NBC News recognizes Boonshoft School of Medicine student during Black History Month

Christen Johnson, a fourth-year medical student at the Boonshoft School of Medicine, is featured on NBCBLK28 on the NBC News website.

A Wright State University Boonshoft School of Medicine student is one of 28 African Americans featured on NBCBLK28 on the NBC News website.

As part of Black History Month, NBC News is recognizing young, gifted black leaders who are innovators, vanguards, trendsetters and pioneers under 28 years old. Beginning Feb. 1, NBCBLK28 revealed one profile each day honoring artists, athletes, activists, actors, inventors, writers, musicians and others who are making a difference in their communities.

Christen Johnson, a fourth-year medical student, is featured on the NBC News website.

Listed as the doctor, the article mentions Johnson’s role as the president of the Student National Medical Association (SNMA), the oldest and largest medical student organization dedicated to serving the needs of underserved communities and underrepresented minority students who wish to pursue careers in the field of medicine.

“I am humbled and incredibly honored to be named among these 27 other individuals on NBCBLK28,” Johnson said. “I am surprised to be on a list with celebrities and Olympians.”

She hopes that her story will inspire others who dream of becoming a doctor. Johnson was raised in Columbus, Ohio, in a single-parent household by her mother.

“Coming from a home with just my mom and me, the principles of hard work and perseverance, while keeping God first, were integral to my success,” said Johnson, who earned a bachelor’s degree in biological sciences from Wright State. “I hope to be a role model for students with backgrounds like mine. I want them to understand that they can follow their dreams and reach their goals no matter where they come from.”

As president of SNMA, Johnson is working toward leveling medicine’s racial and ethnic playing field. She has worked on establishing bias training for doctors and ensuring that health policies are fair and equitable.

“To address health disparities in our nation, we need to have physicians that understand the social determinants of health, which affect all of our communities,” she said. “Diversifying the face of medicine is essential to addressing these health disparities.”

She is conducting a national study with SNMA and Yale University to describe the experiences of underrepresented medical students nationwide as they pertain to micro-aggressions and implicit bias in medical education.

“As part of my agenda for SNMA this year, we are creating a curriculum for medical schools nationwide,” she said. “This curriculum will help create more culturally competent physicians that will work better together and be better physicians for their patients. Through this curriculum, medical students will have a better understanding of how to work with colleagues and treat patients who might be ethnically or culturally different from them.”

In September 2016, she attended the Congressional Black Caucus (CBC) Health Braintrust with the National Medical Association. The CBC Health Braintrust is the authority on African American and minority health disparities on Capitol Hill.
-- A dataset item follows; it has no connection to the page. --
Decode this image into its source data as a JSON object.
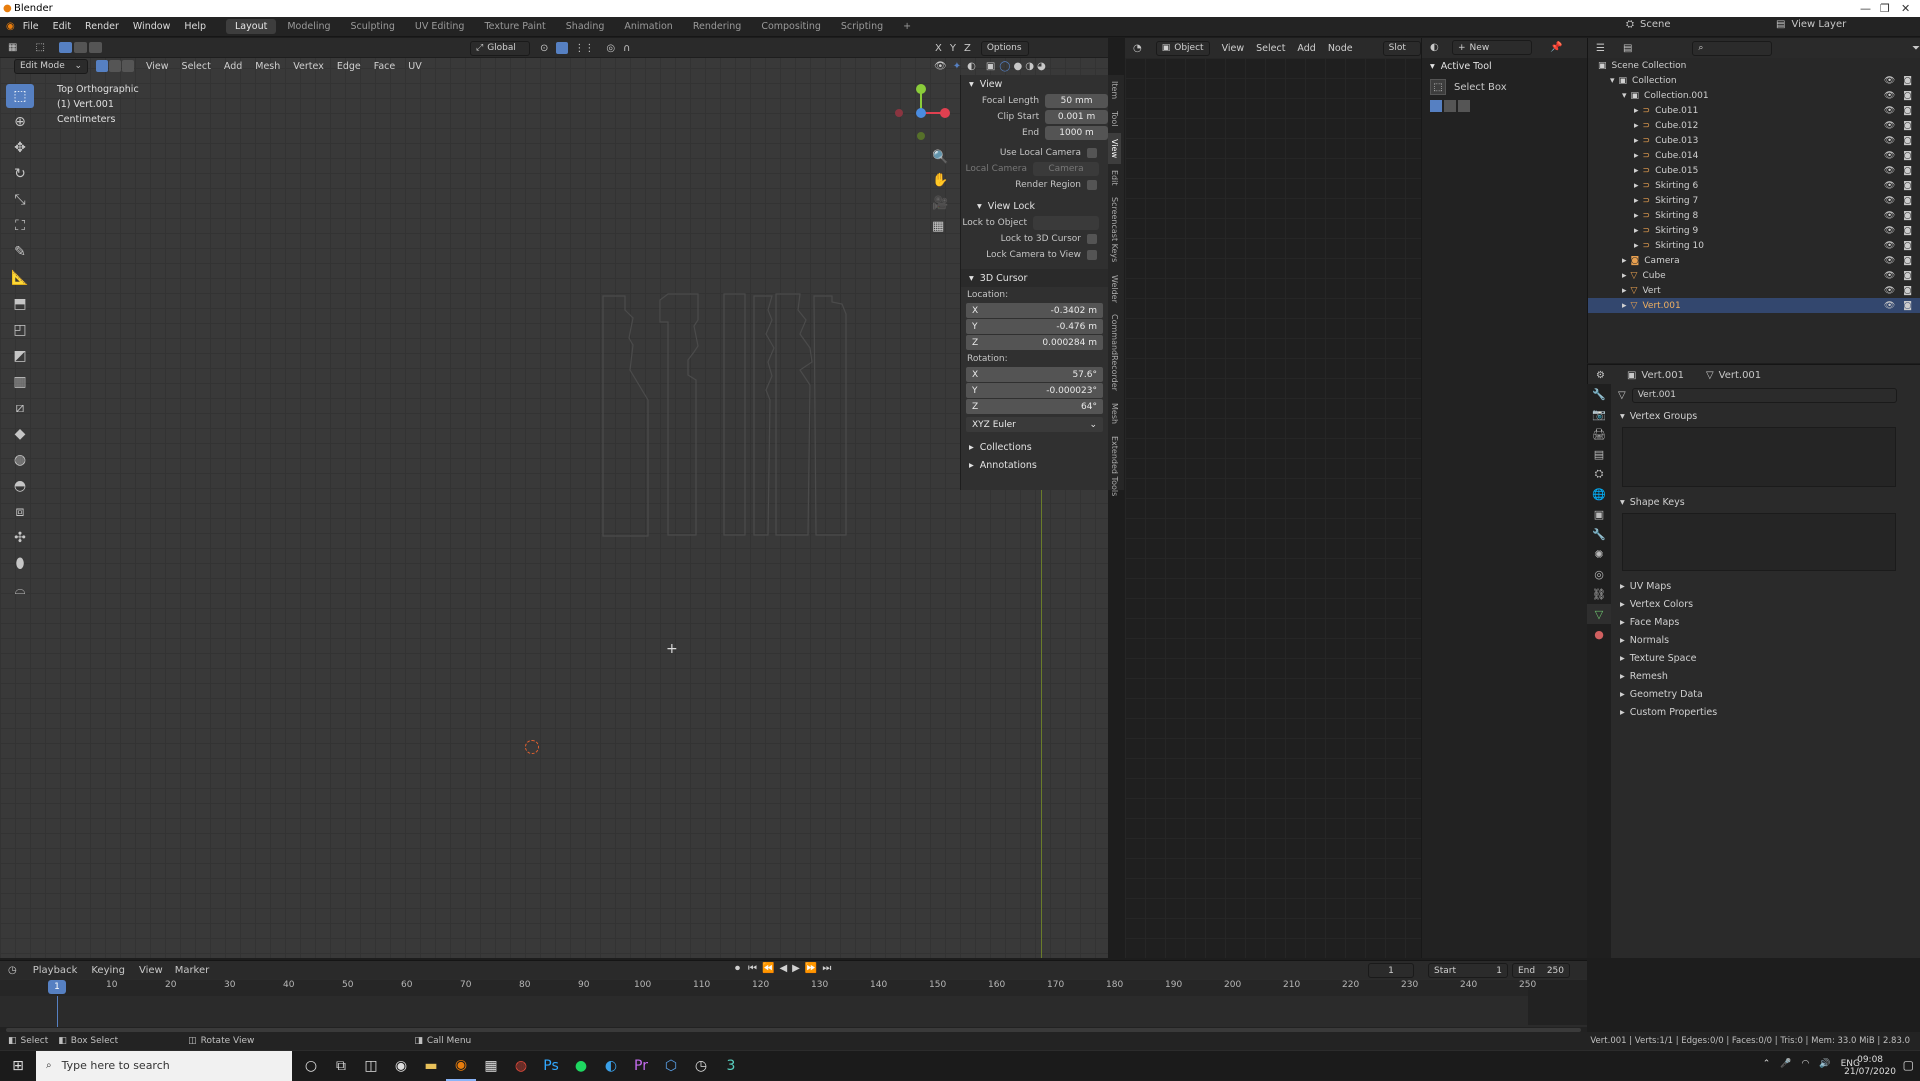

The Braintrust creates legislative and policy solutions to reduce health disparities and promote good health outcomes in multicultural communities. As president of SNMA, Johnson is working to establish an SNMA health policy and legislative affairs fellowship to encourage more students to consider adding health policy as part of their medical careers and to give them some exposure to government policy.
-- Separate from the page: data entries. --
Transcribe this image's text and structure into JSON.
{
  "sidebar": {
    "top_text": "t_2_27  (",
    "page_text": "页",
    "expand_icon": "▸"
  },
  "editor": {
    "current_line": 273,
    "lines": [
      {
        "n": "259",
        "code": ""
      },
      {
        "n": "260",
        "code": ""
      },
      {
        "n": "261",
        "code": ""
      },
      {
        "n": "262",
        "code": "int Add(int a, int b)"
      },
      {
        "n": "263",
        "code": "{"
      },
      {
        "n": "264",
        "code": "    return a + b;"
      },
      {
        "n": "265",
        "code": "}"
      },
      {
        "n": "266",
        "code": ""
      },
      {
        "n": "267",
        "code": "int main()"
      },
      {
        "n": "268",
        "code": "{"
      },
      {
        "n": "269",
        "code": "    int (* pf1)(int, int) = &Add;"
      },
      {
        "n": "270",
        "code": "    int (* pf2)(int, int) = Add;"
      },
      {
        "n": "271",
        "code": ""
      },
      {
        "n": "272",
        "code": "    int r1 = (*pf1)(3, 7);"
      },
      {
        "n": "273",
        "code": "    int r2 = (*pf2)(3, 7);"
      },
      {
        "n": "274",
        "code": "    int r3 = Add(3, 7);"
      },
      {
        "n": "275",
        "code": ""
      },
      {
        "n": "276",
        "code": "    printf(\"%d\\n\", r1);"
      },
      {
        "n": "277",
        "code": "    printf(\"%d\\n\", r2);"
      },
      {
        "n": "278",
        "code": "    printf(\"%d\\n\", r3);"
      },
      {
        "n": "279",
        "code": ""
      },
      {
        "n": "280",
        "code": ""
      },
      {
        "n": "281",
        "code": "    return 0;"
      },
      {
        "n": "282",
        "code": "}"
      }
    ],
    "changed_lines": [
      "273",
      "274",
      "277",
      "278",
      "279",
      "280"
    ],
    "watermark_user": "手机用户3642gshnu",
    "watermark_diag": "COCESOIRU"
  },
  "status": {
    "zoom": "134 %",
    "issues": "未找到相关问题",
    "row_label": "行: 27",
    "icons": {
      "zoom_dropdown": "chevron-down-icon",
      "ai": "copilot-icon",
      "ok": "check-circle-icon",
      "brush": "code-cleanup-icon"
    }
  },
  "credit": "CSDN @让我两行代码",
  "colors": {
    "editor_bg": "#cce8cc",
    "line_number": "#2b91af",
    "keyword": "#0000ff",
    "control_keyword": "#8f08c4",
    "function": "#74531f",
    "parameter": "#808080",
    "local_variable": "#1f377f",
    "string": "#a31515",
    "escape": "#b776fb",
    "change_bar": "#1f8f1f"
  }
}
In October 2016, Johnson spoke in support of addiction medicine curriculum and bias training in medical education at the second White House Symposium on addiction. The event brought together federal partners and national leaders from medical schools and residency and fellowship programs to advance addiction medicine education and training.

She also dedicated SNMA’s National Community Service Month in October to violence prevention.
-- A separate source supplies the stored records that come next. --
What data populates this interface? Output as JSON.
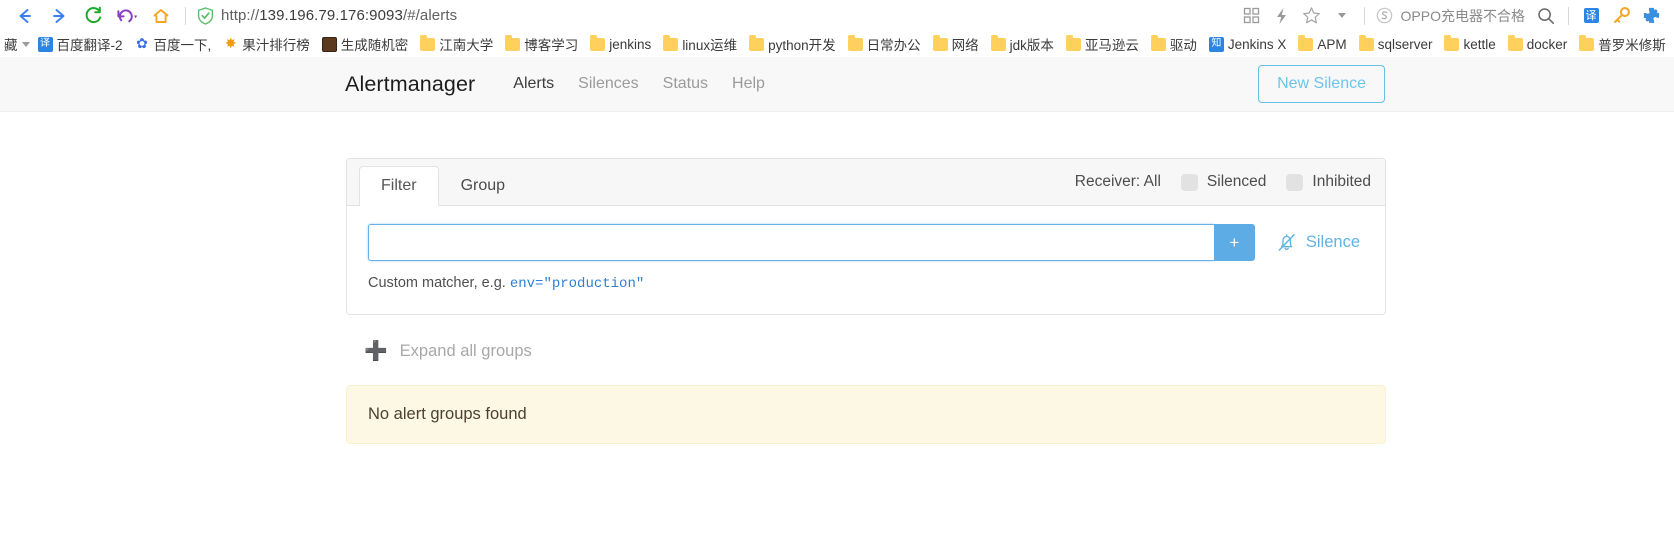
{
  "browser": {
    "nav": {
      "back_icon": "arrow-left-icon",
      "forward_icon": "arrow-right-icon",
      "reload_icon": "reload-icon",
      "history_icon": "undo-history-icon",
      "home_icon": "home-icon"
    },
    "url": {
      "security_icon": "shield-check-icon",
      "scheme": "http://",
      "host": "139.196.79.176:9093",
      "path": "/#/alerts",
      "full": "http://139.196.79.176:9093/#/alerts"
    },
    "toolbar_icons": [
      "grid-apps-icon",
      "lightning-icon",
      "star-bookmark-icon",
      "chevron-down-icon"
    ],
    "search": {
      "engine_icon": "sogou-s-icon",
      "query": "OPPO充电器不合格",
      "search_icon": "search-icon"
    },
    "extensions": [
      "translate-icon",
      "key-password-icon",
      "puzzle-extension-icon"
    ]
  },
  "bookmarks": {
    "overflow_label": "藏",
    "items": [
      {
        "label": "百度翻译-2",
        "icon": "translate-square-icon",
        "icon_type": "blue",
        "glyph": "译"
      },
      {
        "label": "百度一下,",
        "icon": "baidu-paw-icon",
        "icon_type": "paw",
        "glyph": ""
      },
      {
        "label": "果汁排行榜",
        "icon": "juice-icon",
        "icon_type": "orange",
        "glyph": ""
      },
      {
        "label": "生成随机密",
        "icon": "random-password-icon",
        "icon_type": "brown",
        "glyph": ""
      },
      {
        "label": "江南大学",
        "icon": "folder-icon",
        "icon_type": "folder",
        "glyph": ""
      },
      {
        "label": "博客学习",
        "icon": "folder-icon",
        "icon_type": "folder",
        "glyph": ""
      },
      {
        "label": "jenkins",
        "icon": "folder-icon",
        "icon_type": "folder",
        "glyph": ""
      },
      {
        "label": "linux运维",
        "icon": "folder-icon",
        "icon_type": "folder",
        "glyph": ""
      },
      {
        "label": "python开发",
        "icon": "folder-icon",
        "icon_type": "folder",
        "glyph": ""
      },
      {
        "label": "日常办公",
        "icon": "folder-icon",
        "icon_type": "folder",
        "glyph": ""
      },
      {
        "label": "网络",
        "icon": "folder-icon",
        "icon_type": "folder",
        "glyph": ""
      },
      {
        "label": "jdk版本",
        "icon": "folder-icon",
        "icon_type": "folder",
        "glyph": ""
      },
      {
        "label": "亚马逊云",
        "icon": "folder-icon",
        "icon_type": "folder",
        "glyph": ""
      },
      {
        "label": "驱动",
        "icon": "folder-icon",
        "icon_type": "folder",
        "glyph": ""
      },
      {
        "label": "Jenkins X",
        "icon": "zhihu-icon",
        "icon_type": "blue",
        "glyph": "知"
      },
      {
        "label": "APM",
        "icon": "folder-icon",
        "icon_type": "folder",
        "glyph": ""
      },
      {
        "label": "sqlserver",
        "icon": "folder-icon",
        "icon_type": "folder",
        "glyph": ""
      },
      {
        "label": "kettle",
        "icon": "folder-icon",
        "icon_type": "folder",
        "glyph": ""
      },
      {
        "label": "docker",
        "icon": "folder-icon",
        "icon_type": "folder",
        "glyph": ""
      },
      {
        "label": "普罗米修斯",
        "icon": "folder-icon",
        "icon_type": "folder",
        "glyph": ""
      }
    ]
  },
  "app": {
    "brand": "Alertmanager",
    "nav_links": [
      {
        "label": "Alerts",
        "active": true
      },
      {
        "label": "Silences",
        "active": false
      },
      {
        "label": "Status",
        "active": false
      },
      {
        "label": "Help",
        "active": false
      }
    ],
    "new_silence_button": "New Silence",
    "filter_card": {
      "tabs": [
        {
          "label": "Filter",
          "active": true
        },
        {
          "label": "Group",
          "active": false
        }
      ],
      "receiver_label": "Receiver: All",
      "toggles": [
        {
          "label": "Silenced",
          "checked": false
        },
        {
          "label": "Inhibited",
          "checked": false
        }
      ],
      "input_value": "",
      "input_placeholder": "",
      "add_button_label": "+",
      "silence_action_label": "Silence",
      "silence_action_icon": "bell-slash-icon",
      "hint_text": "Custom matcher, e.g.",
      "hint_code": "env=\"production\""
    },
    "expand_all": {
      "icon": "plus-icon",
      "label": "Expand all groups"
    },
    "empty_message": "No alert groups found"
  },
  "colors": {
    "accent_blue": "#5dace6",
    "link_blue": "#6fc3ea",
    "alert_bg": "#fcf8e3",
    "navbar_bg": "#f8f8f8",
    "folder_yellow": "#ffd15c"
  }
}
“Physicians have a duty to advocate for their patients and the communities they serve especially when there are policies or practices that negatively affect the public,” Johnson said. “We held town hall meetings nationwide to discuss possible solutions. In addition, we participated in a host of community service events.”

Johnson will graduate in May 2017 with a dual M.D./M.P.H. degree. She is a 2015 recipient of a scholarship from the National Health Service Corps (NHSC) Scholarship Program, which awards scholarships to students pursuing primary health care professions in return for a commitment to provide health care to communities in need.

After a residency in family medicine, she plans to serve at an NHSC-approved site in a high-need health professional shortage area for a minimum of two years. Her goal is to become an academic family physician with a special interest in adolescent health.

As a future medical and public health professional, Johnson plans to be active in ensuring that health disparities are eradicated.

“Race, socioeconomics and policy will be at the forefront of the many challenges that I will face,” she said. “I hope to continue mentoring and inspiring others throughout my life’s work.”

The Wright State University Boonshoft School of Medicine is a community-based medical school affiliated with seven major teaching hospitals in the Dayton area. The medical school educates the next generation of physicians by providing medical education for more than 444 medical students and 443 residents and fellows in 13 specialty areas and 10 subspecialties. Its research enterprise encompasses centers in the basic sciences, epidemiology, public health and community outreach programs. More than 1,500 of the medical school’s 3,229 alumni remain in medical practice in Ohio.

Comments are closed.